§ WORK ORDER
Your answer consists of the lines in the data that contain "structure". Copy each of them.
==== GIVEN INFORMATION ====
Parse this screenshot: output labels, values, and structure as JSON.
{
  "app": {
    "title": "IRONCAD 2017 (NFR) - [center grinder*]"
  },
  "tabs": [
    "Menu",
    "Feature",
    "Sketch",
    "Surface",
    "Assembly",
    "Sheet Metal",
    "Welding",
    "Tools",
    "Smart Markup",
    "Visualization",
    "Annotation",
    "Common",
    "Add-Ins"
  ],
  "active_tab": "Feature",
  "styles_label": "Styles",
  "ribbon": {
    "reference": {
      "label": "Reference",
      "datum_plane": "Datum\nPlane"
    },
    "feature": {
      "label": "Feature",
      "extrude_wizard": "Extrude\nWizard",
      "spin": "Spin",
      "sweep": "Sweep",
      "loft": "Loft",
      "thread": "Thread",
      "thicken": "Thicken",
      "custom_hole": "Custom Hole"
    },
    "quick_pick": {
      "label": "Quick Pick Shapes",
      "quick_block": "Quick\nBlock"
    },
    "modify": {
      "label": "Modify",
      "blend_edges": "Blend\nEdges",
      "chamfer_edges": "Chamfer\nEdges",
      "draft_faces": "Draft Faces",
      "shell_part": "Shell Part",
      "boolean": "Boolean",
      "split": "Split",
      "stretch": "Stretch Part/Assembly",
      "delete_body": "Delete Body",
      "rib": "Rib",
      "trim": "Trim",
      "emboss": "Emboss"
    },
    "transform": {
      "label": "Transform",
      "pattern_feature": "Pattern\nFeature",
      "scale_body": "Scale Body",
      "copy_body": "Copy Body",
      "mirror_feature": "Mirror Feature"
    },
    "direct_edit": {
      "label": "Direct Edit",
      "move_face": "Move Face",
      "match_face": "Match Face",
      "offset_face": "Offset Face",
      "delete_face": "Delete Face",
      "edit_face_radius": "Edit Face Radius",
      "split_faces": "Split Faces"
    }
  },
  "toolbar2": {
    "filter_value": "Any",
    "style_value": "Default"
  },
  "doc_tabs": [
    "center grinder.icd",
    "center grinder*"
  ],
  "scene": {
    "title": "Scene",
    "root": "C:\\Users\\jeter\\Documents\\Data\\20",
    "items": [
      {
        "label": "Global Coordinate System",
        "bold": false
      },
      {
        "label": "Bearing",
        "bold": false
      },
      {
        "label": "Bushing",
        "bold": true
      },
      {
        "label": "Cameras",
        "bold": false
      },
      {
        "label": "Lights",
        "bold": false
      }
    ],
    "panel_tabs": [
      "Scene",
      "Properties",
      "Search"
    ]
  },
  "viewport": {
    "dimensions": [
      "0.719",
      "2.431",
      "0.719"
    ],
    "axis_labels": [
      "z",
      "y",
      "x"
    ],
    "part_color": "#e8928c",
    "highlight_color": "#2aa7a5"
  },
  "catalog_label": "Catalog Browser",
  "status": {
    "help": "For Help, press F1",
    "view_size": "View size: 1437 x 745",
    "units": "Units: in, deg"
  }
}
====
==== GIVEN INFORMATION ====
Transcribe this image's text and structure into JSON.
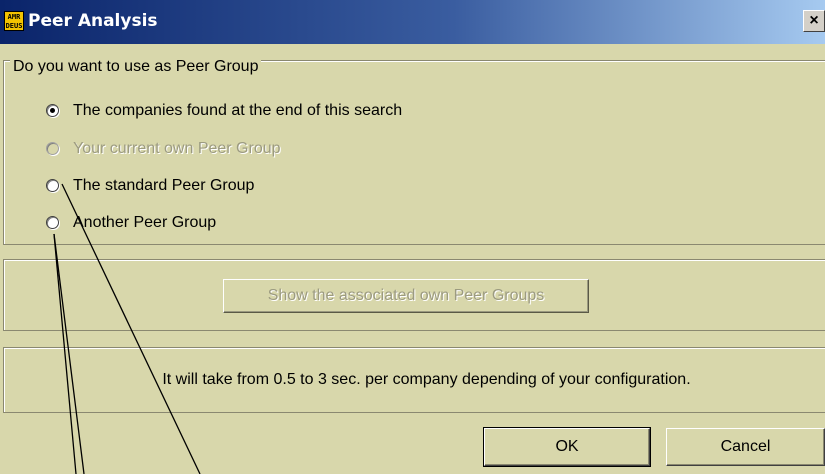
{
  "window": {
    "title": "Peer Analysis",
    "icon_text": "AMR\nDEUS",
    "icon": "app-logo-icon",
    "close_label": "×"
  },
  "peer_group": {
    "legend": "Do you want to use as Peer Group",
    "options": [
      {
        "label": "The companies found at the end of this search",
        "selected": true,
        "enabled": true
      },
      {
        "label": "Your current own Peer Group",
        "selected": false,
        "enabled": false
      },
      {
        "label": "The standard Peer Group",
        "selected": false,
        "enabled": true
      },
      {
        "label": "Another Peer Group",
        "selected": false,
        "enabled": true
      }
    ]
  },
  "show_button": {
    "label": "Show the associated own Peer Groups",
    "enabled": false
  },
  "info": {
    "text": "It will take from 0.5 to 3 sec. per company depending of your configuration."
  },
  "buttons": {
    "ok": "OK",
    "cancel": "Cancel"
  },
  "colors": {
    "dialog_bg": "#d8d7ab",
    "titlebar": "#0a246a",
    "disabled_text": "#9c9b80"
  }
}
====
§ YOUR SOLUTION
Parse this screenshot: output labels, values, and structure as JSON.
Transcribe this image's text and structure into JSON.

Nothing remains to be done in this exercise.